Segment Open

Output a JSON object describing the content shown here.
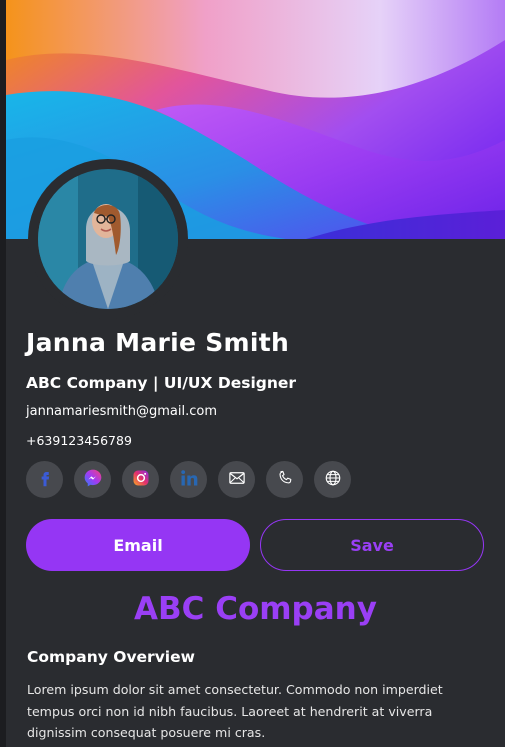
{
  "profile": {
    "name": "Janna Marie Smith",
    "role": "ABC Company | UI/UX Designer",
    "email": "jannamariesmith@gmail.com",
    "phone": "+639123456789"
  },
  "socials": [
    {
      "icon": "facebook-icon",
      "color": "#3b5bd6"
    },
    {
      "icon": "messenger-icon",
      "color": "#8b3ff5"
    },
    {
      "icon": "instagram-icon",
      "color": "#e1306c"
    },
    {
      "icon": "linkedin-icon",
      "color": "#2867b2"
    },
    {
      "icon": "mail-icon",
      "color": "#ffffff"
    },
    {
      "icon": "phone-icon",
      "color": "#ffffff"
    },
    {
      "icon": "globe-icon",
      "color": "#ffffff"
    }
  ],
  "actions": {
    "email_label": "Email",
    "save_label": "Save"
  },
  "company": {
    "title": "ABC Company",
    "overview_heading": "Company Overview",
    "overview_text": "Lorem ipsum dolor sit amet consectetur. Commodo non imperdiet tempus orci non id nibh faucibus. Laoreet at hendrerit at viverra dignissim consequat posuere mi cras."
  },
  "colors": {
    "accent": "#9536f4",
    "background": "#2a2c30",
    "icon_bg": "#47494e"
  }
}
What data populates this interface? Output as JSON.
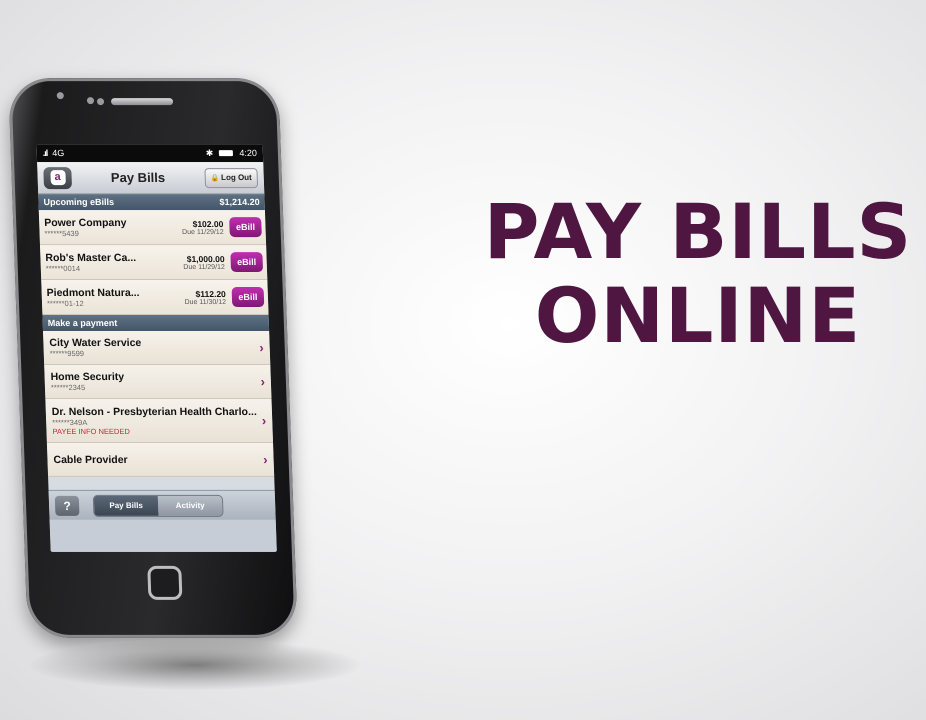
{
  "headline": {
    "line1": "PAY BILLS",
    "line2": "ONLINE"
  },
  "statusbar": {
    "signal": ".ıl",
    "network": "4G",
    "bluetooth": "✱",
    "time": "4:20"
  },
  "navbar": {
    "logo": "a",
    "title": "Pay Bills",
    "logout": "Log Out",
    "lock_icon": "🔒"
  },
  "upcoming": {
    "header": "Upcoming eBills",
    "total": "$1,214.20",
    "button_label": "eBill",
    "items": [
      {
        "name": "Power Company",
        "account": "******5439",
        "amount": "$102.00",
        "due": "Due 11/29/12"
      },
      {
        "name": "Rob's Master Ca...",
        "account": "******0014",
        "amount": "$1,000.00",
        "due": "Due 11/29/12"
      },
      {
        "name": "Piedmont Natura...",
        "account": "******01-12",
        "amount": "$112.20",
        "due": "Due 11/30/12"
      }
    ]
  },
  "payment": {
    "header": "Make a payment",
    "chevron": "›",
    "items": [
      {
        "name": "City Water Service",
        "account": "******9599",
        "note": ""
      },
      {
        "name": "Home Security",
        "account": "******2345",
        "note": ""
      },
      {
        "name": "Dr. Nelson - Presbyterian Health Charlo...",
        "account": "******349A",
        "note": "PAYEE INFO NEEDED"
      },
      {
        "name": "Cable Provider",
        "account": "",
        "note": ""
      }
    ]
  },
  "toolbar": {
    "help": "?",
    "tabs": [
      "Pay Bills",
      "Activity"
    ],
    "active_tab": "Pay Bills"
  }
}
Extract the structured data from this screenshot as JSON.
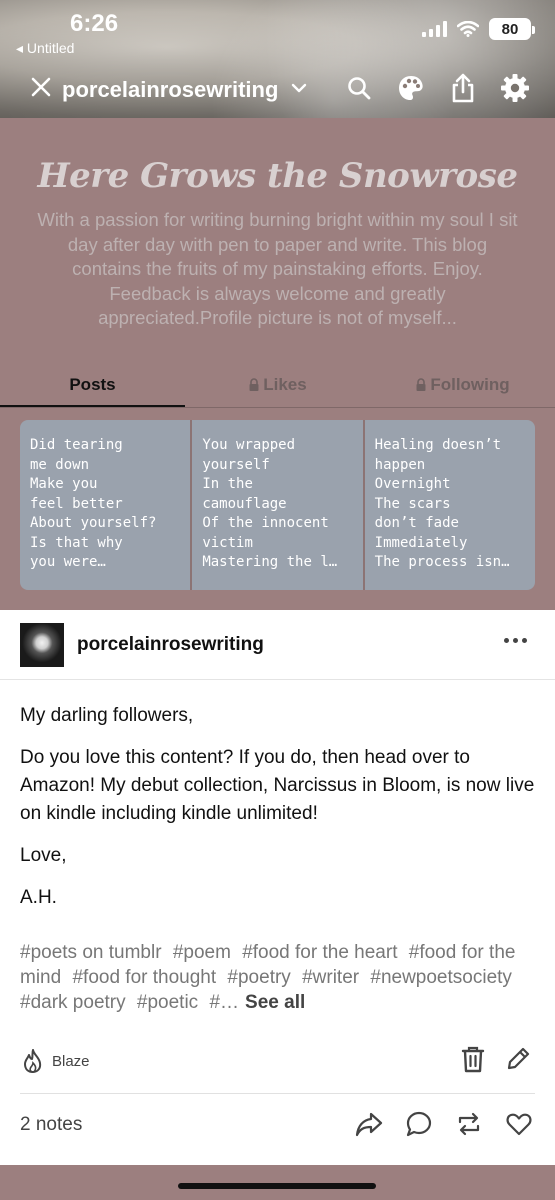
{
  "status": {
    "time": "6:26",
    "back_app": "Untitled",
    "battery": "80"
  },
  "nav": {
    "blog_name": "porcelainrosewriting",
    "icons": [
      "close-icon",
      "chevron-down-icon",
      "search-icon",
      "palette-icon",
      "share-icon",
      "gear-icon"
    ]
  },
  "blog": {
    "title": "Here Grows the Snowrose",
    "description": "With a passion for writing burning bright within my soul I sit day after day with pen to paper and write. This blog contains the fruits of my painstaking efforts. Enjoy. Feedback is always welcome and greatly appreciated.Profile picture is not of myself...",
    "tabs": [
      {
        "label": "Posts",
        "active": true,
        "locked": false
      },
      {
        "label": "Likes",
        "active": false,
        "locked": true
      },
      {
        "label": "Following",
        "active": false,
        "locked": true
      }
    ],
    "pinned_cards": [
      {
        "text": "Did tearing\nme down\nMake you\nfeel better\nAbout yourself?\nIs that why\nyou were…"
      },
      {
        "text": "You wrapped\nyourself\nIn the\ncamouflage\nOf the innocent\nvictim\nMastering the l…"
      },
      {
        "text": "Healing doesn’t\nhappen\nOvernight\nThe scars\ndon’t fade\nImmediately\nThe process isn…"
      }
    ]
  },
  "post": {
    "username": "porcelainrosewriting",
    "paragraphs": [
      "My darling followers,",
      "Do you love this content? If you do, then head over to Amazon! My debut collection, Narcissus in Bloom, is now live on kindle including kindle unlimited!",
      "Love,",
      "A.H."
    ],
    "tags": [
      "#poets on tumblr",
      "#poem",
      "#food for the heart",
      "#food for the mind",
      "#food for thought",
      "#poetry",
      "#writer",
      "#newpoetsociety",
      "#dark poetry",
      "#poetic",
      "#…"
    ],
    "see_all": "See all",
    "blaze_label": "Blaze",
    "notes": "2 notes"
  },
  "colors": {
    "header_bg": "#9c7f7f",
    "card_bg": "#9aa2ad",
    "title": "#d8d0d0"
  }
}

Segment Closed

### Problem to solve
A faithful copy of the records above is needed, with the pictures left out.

### Response area
Output a JSON object describing the content shown here.
{
  "profile": {
    "name": "Janna Marie Smith",
    "role": "ABC Company | UI/UX Designer",
    "email": "jannamariesmith@gmail.com",
    "phone": "+639123456789"
  },
  "socials": [
    {
      "icon": "facebook-icon",
      "color": "#3b5bd6"
    },
    {
      "icon": "messenger-icon",
      "color": "#8b3ff5"
    },
    {
      "icon": "instagram-icon",
      "color": "#e1306c"
    },
    {
      "icon": "linkedin-icon",
      "color": "#2867b2"
    },
    {
      "icon": "mail-icon",
      "color": "#ffffff"
    },
    {
      "icon": "phone-icon",
      "color": "#ffffff"
    },
    {
      "icon": "globe-icon",
      "color": "#ffffff"
    }
  ],
  "actions": {
    "email_label": "Email",
    "save_label": "Save"
  },
  "company": {
    "title": "ABC Company",
    "overview_heading": "Company Overview",
    "overview_text": "Lorem ipsum dolor sit amet consectetur. Commodo non imperdiet tempus orci non id nibh faucibus. Laoreet at hendrerit at viverra dignissim consequat posuere mi cras."
  },
  "colors": {
    "accent": "#9536f4",
    "background": "#2a2c30",
    "icon_bg": "#47494e"
  }
}
What data populates this interface? Output as JSON.
{
  "headline": {
    "line1": "PAY BILLS",
    "line2": "ONLINE"
  },
  "statusbar": {
    "signal": ".ıl",
    "network": "4G",
    "bluetooth": "✱",
    "time": "4:20"
  },
  "navbar": {
    "logo": "a",
    "title": "Pay Bills",
    "logout": "Log Out",
    "lock_icon": "🔒"
  },
  "upcoming": {
    "header": "Upcoming eBills",
    "total": "$1,214.20",
    "button_label": "eBill",
    "items": [
      {
        "name": "Power Company",
        "account": "******5439",
        "amount": "$102.00",
        "due": "Due 11/29/12"
      },
      {
        "name": "Rob's Master Ca...",
        "account": "******0014",
        "amount": "$1,000.00",
        "due": "Due 11/29/12"
      },
      {
        "name": "Piedmont Natura...",
        "account": "******01-12",
        "amount": "$112.20",
        "due": "Due 11/30/12"
      }
    ]
  },
  "payment": {
    "header": "Make a payment",
    "chevron": "›",
    "items": [
      {
        "name": "City Water Service",
        "account": "******9599",
        "note": ""
      },
      {
        "name": "Home Security",
        "account": "******2345",
        "note": ""
      },
      {
        "name": "Dr. Nelson - Presbyterian Health Charlo...",
        "account": "******349A",
        "note": "PAYEE INFO NEEDED"
      },
      {
        "name": "Cable Provider",
        "account": "",
        "note": ""
      }
    ]
  },
  "toolbar": {
    "help": "?",
    "tabs": [
      "Pay Bills",
      "Activity"
    ],
    "active_tab": "Pay Bills"
  }
}
Extract the structured data from this screenshot as JSON.
{
  "status": {
    "time": "6:26",
    "back_app": "Untitled",
    "battery": "80"
  },
  "nav": {
    "blog_name": "porcelainrosewriting",
    "icons": [
      "close-icon",
      "chevron-down-icon",
      "search-icon",
      "palette-icon",
      "share-icon",
      "gear-icon"
    ]
  },
  "blog": {
    "title": "Here Grows the Snowrose",
    "description": "With a passion for writing burning bright within my soul I sit day after day with pen to paper and write. This blog contains the fruits of my painstaking efforts. Enjoy. Feedback is always welcome and greatly appreciated.Profile picture is not of myself...",
    "tabs": [
      {
        "label": "Posts",
        "active": true,
        "locked": false
      },
      {
        "label": "Likes",
        "active": false,
        "locked": true
      },
      {
        "label": "Following",
        "active": false,
        "locked": true
      }
    ],
    "pinned_cards": [
      {
        "text": "Did tearing\nme down\nMake you\nfeel better\nAbout yourself?\nIs that why\nyou were…"
      },
      {
        "text": "You wrapped\nyourself\nIn the\ncamouflage\nOf the innocent\nvictim\nMastering the l…"
      },
      {
        "text": "Healing doesn’t\nhappen\nOvernight\nThe scars\ndon’t fade\nImmediately\nThe process isn…"
      }
    ]
  },
  "post": {
    "username": "porcelainrosewriting",
    "paragraphs": [
      "My darling followers,",
      "Do you love this content? If you do, then head over to Amazon! My debut collection, Narcissus in Bloom, is now live on kindle including kindle unlimited!",
      "Love,",
      "A.H."
    ],
    "tags": [
      "#poets on tumblr",
      "#poem",
      "#food for the heart",
      "#food for the mind",
      "#food for thought",
      "#poetry",
      "#writer",
      "#newpoetsociety",
      "#dark poetry",
      "#poetic",
      "#…"
    ],
    "see_all": "See all",
    "blaze_label": "Blaze",
    "notes": "2 notes"
  },
  "colors": {
    "header_bg": "#9c7f7f",
    "card_bg": "#9aa2ad",
    "title": "#d8d0d0"
  }
}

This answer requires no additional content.